> [What to produce]
Could you return the whole listing exactly?

> [Supplied records]
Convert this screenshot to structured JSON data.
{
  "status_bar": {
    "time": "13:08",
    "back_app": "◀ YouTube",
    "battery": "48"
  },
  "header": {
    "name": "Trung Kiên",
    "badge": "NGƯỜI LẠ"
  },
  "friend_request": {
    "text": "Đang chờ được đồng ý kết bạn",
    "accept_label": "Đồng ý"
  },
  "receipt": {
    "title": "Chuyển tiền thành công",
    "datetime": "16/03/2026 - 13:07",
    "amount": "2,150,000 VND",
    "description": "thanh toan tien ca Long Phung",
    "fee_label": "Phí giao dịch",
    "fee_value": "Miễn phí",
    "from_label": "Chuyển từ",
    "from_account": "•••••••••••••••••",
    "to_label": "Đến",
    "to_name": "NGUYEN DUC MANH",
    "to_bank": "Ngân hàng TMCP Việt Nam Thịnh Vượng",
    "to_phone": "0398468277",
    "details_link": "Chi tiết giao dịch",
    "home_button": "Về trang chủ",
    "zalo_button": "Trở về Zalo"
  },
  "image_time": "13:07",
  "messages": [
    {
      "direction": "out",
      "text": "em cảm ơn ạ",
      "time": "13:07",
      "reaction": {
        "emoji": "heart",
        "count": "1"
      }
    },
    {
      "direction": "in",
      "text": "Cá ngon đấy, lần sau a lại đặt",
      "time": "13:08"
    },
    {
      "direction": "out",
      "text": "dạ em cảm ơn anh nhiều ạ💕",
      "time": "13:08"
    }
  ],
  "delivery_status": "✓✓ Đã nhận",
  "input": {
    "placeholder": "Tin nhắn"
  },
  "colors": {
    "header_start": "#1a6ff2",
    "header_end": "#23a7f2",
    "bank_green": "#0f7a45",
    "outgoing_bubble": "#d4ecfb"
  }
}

> [Answer space]
Convert this screenshot to structured JSON data.
{
  "status_bar": {
    "time": "13:08",
    "back_app": "◀ YouTube",
    "battery": "48"
  },
  "header": {
    "name": "Trung Kiên",
    "badge": "NGƯỜI LẠ"
  },
  "friend_request": {
    "text": "Đang chờ được đồng ý kết bạn",
    "accept_label": "Đồng ý"
  },
  "receipt": {
    "title": "Chuyển tiền thành công",
    "datetime": "16/03/2026 - 13:07",
    "amount": "2,150,000 VND",
    "description": "thanh toan tien ca Long Phung",
    "fee_label": "Phí giao dịch",
    "fee_value": "Miễn phí",
    "from_label": "Chuyển từ",
    "from_account": "•••••••••••••••••",
    "to_label": "Đến",
    "to_name": "NGUYEN DUC MANH",
    "to_bank": "Ngân hàng TMCP Việt Nam Thịnh Vượng",
    "to_phone": "0398468277",
    "details_link": "Chi tiết giao dịch",
    "home_button": "Về trang chủ",
    "zalo_button": "Trở về Zalo"
  },
  "image_time": "13:07",
  "messages": [
    {
      "direction": "out",
      "text": "em cảm ơn ạ",
      "time": "13:07",
      "reaction": {
        "emoji": "heart",
        "count": "1"
      }
    },
    {
      "direction": "in",
      "text": "Cá ngon đấy, lần sau a lại đặt",
      "time": "13:08"
    },
    {
      "direction": "out",
      "text": "dạ em cảm ơn anh nhiều ạ💕",
      "time": "13:08"
    }
  ],
  "delivery_status": "✓✓ Đã nhận",
  "input": {
    "placeholder": "Tin nhắn"
  },
  "colors": {
    "header_start": "#1a6ff2",
    "header_end": "#23a7f2",
    "bank_green": "#0f7a45",
    "outgoing_bubble": "#d4ecfb"
  }
}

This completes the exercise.